The most critical part of an ‘Ex d’ flameproof enclosure is the flame path. In order to understand what a flame path is and how it works…

The most critical part of an ‘Ex d’ flameproof enclosure is the flame path. In order to understand what a flame path is and how it works we need to review briefly the principle on which is based the security of the ‘Ex d’ (flame proof) method of protection. This is the oldest method of protection that exists, the first used and still one of the safest because it is based on a very simple technology and, therefore, hardly fallible.

This method, designed for protection in systems where may be an explosive atmosphere in form of gas, is based on the assumption that it’s impossible to prevent a gas to penetrate everywhere. No gasket will ever be able to prevent the entry of a gas in an enclosure. Therefore, if an explosive atmosphere penetrates into an enclosure producing a trigger, for example a spark between two electrical contacts, the explosion occurs, but it remains confined within the enclosure and does not allow the spread of flame to the surrounding atmosphere, thus causing a devastating explosion.

To ensure this, enclosures must be constructed with a mechanical strength such as to contain the overpressure caused by the explosion and to allow the escape of flue gases. This is the mission of the flame path which is the interface between two parts of an enclosure, for example the body and the lid. It allows the gases to exit the enclosure and to cool down during the passage, so that they are no longer able to trigger the outside atmosphere. For this reason, the flame path must be sufficiently long and with an interstice enough narrow to guarantee the cooling of the flue gases.

There are, depending on the gas and the enclosure volume, precise rules to be observed, which are specified in EN 60079-1 standard.


One of the common rules to all flame paths is the maximum acceptable roughness limit after machining of their surface. This value may not exceed 6.3 µm measured according to ISO 468 standard. Today the flame path surfaces, thanks to machining carried out by modern machine tools with numerical control, reach degrees of roughness enormously lower and, therefore, more safe.

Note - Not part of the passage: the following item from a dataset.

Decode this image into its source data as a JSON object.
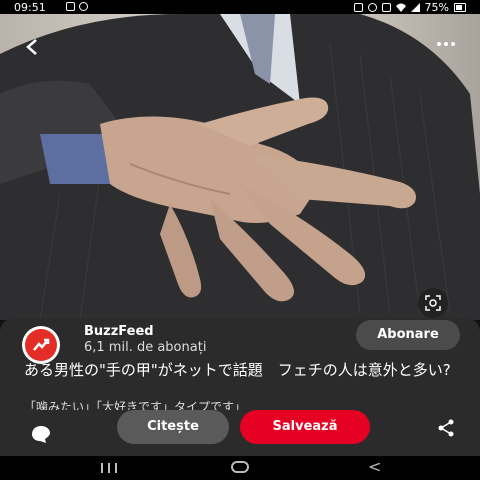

Flame path length and interstice

The length of the flame path and the maximum value of the interstice residue after the complete closure of the housing are two important elements. Once experimentally determined and defined in the certificates issued by testing laboratories, they must be respected by manufacturers in order to ensure the complete cooling of the flue gas. Just think about what could be the consequences if a flue gas, produced by an explosion inside a enclosure, would not be rolled because the screws holding a cover are loosen and the interstice is thus wider than the necessary.

The result would be that the flue gases still hot should ignite the explosive atmosphere outside the enclosure, causing an explosion. On the other hand, a flame path cannot even be completely closed and sealed, because if it were, at the time of the explosion the enclosure would not be able to withstand the shock without flame paths which allow a quick exit of the flue gases. In the absence of flame paths, the enclosure would become a real dangerous bomb.

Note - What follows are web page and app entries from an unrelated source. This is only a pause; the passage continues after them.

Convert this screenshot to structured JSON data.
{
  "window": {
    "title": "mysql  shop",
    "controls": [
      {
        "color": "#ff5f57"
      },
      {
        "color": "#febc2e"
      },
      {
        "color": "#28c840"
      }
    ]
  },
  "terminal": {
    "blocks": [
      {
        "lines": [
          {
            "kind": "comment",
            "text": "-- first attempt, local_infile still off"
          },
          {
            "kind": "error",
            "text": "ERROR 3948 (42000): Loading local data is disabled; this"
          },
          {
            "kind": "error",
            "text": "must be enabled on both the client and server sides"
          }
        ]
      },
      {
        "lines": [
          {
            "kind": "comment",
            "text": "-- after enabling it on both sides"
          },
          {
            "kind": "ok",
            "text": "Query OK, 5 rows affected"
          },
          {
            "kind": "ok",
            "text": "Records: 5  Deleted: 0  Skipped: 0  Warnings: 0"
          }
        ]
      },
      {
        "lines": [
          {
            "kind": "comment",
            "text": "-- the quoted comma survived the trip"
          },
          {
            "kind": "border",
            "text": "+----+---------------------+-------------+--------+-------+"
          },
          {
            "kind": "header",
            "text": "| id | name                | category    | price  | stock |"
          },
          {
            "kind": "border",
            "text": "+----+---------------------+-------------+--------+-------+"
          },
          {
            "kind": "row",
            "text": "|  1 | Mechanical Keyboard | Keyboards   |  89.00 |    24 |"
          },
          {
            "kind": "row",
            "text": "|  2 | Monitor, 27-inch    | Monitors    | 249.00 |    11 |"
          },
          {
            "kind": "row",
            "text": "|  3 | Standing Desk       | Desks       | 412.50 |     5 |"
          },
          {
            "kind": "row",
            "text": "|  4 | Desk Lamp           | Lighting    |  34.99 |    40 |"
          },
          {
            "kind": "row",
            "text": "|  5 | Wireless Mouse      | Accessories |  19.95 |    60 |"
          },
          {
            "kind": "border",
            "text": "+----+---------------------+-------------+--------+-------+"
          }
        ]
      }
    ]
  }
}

Types of flame paths

Non-threaded flame paths

Within this category there are different types of flame paths. The main ones are cylindrical and plan. The cylindrical flame paths are universal, usable for any type of application and with gas of any group. Normally, they are difficult to find in equipment on the market due to their complexity of production which is reflected in a higher cost. The plan flame paths, on the contrary, are the most common, but they can’t be used anywhere; in fact, they are prohibited in applications where there’s presence of acetylene (gas group II C).

Threaded flame paths

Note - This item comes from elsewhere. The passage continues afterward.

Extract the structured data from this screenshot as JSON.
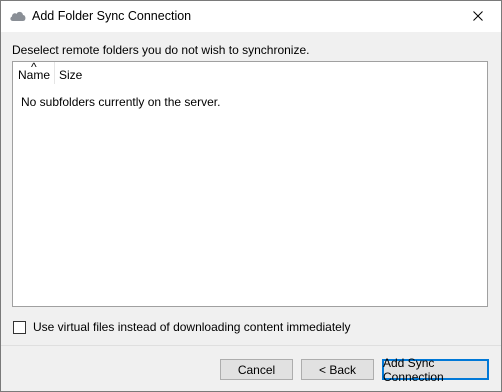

They are divided into two groups, cylindrical and tapered. With regards to the cylindrical threaded flame paths you will need to use threads that meet the tolerances of ISO 956-1 standard with a pitch greater than or equal to 0.7 mm. For pitches of more than 2 mm, manufacturers should take necessary measures to ensure that the enclosures pass the test of non-transmission of the flame. Threads must be more than 5 for enclosure with volume up to 100 cm3 and more than 8 for enclosures with a volume greater than 100 cm3 . For tapered flame paths, threads are manufactured in accordance with ISO 7/1 standard in Italy, while according to standard NPT ANSI/ASME B1.20.1 in Europe.

Flame paths on rotating machines

On ‘Ex d’ rotating electrical machines, it’s necessary to provide a flame path on the propeller shaft. Flame paths positioned in such places must not be subject to wear. They must be completely free and independent from the other structures that support the propeller shaft allowing the rotation. Any bearings, seals, lubrication channels, etc. must be outside of the length of the flame path and it must not be interrupt.

Obstruction of a flame path

To ensure the safety of an enclosure, you should check that the flame paths are not blocked and not closed to solid objects such as pipes, walls, trellises or other enclosures which may obstruct the proper release of flue gases. It’s a good practice respect the minimum distances between an enclosure and the surrounding objects as required by EN 60079-14 standard, Paragraph 10.2.